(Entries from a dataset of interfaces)
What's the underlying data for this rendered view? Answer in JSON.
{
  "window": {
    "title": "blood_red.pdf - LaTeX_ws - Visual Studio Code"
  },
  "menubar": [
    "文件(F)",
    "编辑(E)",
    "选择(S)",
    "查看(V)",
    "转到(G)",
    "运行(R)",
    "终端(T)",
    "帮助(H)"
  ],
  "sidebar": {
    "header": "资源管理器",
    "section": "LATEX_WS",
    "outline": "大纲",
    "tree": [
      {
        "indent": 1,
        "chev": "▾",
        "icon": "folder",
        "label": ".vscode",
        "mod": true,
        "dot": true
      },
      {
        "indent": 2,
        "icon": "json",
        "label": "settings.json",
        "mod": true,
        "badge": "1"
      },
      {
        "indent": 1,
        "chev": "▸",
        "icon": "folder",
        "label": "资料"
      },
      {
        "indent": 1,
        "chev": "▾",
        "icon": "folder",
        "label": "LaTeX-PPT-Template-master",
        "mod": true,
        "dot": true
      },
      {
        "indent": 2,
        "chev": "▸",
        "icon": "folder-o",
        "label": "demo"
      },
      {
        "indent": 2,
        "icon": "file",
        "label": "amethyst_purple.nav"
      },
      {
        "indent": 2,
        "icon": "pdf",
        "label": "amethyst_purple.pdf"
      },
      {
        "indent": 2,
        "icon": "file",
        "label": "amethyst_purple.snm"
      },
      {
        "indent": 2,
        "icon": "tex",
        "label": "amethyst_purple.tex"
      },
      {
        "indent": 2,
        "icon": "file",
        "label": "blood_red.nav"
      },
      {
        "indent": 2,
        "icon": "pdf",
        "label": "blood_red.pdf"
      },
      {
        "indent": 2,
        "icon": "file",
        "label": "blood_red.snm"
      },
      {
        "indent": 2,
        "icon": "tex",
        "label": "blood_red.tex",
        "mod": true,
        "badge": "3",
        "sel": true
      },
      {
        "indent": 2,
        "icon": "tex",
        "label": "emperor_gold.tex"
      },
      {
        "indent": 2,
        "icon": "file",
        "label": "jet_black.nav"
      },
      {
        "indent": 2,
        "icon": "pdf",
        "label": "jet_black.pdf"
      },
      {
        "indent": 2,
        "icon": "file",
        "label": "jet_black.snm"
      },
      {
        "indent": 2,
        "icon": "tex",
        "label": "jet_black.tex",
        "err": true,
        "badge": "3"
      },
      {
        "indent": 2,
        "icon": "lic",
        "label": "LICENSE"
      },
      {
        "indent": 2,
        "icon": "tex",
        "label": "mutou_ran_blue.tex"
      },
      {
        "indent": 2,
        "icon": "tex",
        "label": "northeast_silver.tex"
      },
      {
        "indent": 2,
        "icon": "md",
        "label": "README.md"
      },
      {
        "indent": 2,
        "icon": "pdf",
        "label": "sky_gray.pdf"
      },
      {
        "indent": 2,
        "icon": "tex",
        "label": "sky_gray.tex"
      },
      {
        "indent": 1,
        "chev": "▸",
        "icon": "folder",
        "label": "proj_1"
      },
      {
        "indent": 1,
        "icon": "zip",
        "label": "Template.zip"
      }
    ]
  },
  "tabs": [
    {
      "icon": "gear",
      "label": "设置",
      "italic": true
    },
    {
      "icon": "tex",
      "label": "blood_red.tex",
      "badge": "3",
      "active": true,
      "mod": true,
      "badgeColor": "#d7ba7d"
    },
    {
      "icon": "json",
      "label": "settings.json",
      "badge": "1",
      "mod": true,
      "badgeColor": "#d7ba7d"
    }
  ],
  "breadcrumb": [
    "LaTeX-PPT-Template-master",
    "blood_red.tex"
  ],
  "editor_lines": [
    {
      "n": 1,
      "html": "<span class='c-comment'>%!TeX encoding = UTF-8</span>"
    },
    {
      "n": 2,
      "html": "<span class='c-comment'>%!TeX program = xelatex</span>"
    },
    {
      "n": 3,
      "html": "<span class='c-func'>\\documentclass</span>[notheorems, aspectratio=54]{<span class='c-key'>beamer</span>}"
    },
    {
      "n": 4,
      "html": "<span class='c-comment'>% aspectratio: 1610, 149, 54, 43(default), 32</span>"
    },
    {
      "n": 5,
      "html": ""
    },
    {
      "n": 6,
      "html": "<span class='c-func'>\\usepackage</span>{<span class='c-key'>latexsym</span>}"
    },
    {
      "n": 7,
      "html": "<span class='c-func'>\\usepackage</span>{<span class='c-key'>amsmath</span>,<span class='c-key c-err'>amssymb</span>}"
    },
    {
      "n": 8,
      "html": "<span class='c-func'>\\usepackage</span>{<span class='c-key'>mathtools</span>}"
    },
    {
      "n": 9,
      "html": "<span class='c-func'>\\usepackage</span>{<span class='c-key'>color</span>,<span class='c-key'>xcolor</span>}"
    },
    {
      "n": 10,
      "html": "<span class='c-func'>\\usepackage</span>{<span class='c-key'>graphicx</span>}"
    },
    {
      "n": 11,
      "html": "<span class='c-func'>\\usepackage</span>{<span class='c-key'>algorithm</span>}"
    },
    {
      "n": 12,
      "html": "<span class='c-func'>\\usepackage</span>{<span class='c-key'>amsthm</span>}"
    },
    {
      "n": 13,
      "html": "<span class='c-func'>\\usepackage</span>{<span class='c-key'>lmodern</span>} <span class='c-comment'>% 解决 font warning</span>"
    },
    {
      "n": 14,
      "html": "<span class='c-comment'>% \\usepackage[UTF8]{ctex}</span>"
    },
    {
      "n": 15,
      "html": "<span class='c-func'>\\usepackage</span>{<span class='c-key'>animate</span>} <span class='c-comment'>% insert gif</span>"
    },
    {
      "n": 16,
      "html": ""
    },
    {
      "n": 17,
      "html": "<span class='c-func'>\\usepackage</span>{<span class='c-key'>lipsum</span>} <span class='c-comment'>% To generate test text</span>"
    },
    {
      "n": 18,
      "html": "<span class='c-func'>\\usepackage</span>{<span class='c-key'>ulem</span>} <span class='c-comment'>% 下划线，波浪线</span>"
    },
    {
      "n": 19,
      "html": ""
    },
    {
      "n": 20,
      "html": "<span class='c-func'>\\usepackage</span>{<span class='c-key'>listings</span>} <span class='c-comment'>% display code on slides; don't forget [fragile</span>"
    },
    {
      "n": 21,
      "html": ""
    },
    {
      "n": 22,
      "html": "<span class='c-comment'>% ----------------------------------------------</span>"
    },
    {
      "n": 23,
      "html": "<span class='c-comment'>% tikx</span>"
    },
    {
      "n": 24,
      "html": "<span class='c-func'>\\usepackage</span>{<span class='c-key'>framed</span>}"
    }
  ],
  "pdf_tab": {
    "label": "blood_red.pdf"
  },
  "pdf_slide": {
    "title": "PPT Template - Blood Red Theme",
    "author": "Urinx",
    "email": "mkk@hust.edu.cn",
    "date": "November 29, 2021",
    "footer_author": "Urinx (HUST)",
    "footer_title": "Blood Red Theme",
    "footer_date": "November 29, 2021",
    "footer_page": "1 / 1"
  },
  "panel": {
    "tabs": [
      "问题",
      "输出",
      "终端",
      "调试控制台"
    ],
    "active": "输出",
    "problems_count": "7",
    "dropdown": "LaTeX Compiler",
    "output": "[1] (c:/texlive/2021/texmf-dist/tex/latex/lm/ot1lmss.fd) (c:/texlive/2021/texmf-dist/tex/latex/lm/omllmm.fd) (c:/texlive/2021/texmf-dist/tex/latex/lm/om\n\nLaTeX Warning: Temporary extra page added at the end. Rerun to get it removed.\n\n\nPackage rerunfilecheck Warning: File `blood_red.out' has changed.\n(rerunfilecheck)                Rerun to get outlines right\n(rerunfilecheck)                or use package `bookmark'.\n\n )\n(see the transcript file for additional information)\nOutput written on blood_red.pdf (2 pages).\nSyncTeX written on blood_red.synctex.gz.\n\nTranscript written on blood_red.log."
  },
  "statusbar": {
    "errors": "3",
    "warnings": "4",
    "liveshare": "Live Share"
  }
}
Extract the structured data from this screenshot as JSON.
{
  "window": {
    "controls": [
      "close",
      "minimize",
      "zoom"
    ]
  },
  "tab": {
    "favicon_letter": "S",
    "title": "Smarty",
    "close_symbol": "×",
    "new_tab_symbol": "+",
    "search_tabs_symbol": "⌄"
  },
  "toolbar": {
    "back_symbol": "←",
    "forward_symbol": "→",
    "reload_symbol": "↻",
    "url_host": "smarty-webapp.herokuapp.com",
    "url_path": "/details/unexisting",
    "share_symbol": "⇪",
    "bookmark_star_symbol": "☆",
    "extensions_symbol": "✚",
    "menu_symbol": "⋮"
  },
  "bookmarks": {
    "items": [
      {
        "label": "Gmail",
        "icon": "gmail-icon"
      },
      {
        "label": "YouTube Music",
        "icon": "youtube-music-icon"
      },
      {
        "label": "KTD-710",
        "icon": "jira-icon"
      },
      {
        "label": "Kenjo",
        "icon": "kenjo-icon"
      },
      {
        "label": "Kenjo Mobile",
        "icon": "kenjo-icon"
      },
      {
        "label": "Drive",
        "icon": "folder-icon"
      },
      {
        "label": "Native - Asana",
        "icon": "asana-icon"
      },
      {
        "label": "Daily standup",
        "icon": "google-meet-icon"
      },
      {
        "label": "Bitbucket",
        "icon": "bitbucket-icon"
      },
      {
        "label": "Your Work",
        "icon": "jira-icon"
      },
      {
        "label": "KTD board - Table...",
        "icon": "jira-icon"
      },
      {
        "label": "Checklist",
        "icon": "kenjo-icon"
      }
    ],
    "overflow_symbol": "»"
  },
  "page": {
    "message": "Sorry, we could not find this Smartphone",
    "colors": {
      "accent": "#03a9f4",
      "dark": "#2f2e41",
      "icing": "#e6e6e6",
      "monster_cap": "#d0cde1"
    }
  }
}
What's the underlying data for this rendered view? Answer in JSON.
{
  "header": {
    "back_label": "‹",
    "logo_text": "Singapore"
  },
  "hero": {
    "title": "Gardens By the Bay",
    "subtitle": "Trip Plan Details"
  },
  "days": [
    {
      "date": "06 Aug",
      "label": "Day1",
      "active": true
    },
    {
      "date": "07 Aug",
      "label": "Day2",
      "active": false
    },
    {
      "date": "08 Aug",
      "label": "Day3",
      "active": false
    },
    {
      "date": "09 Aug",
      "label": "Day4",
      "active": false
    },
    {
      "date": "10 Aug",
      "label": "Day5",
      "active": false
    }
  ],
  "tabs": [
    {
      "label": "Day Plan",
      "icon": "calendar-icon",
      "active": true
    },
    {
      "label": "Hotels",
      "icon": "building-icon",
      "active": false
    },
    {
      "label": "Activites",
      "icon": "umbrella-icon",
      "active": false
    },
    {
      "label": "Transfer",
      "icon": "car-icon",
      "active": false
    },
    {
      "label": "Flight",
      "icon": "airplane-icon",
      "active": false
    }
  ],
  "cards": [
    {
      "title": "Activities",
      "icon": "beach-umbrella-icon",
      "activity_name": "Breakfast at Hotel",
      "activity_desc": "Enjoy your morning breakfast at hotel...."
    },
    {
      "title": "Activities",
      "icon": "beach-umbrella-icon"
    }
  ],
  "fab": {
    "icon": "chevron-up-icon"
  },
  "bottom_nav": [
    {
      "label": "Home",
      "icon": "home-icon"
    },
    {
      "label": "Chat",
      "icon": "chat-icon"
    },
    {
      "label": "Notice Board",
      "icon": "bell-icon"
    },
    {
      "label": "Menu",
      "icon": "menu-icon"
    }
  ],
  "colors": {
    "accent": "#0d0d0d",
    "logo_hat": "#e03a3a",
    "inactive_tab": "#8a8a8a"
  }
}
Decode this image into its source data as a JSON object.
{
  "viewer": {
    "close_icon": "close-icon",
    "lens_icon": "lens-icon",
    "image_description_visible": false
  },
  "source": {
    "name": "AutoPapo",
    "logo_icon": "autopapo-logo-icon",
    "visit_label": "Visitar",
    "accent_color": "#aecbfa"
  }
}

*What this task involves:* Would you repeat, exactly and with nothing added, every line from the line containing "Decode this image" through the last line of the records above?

*Expected answer:*
Decode this image into its source data as a JSON object.
{
  "viewer": {
    "close_icon": "close-icon",
    "lens_icon": "lens-icon",
    "image_description_visible": false
  },
  "source": {
    "name": "AutoPapo",
    "logo_icon": "autopapo-logo-icon",
    "visit_label": "Visitar",
    "accent_color": "#aecbfa"
  }
}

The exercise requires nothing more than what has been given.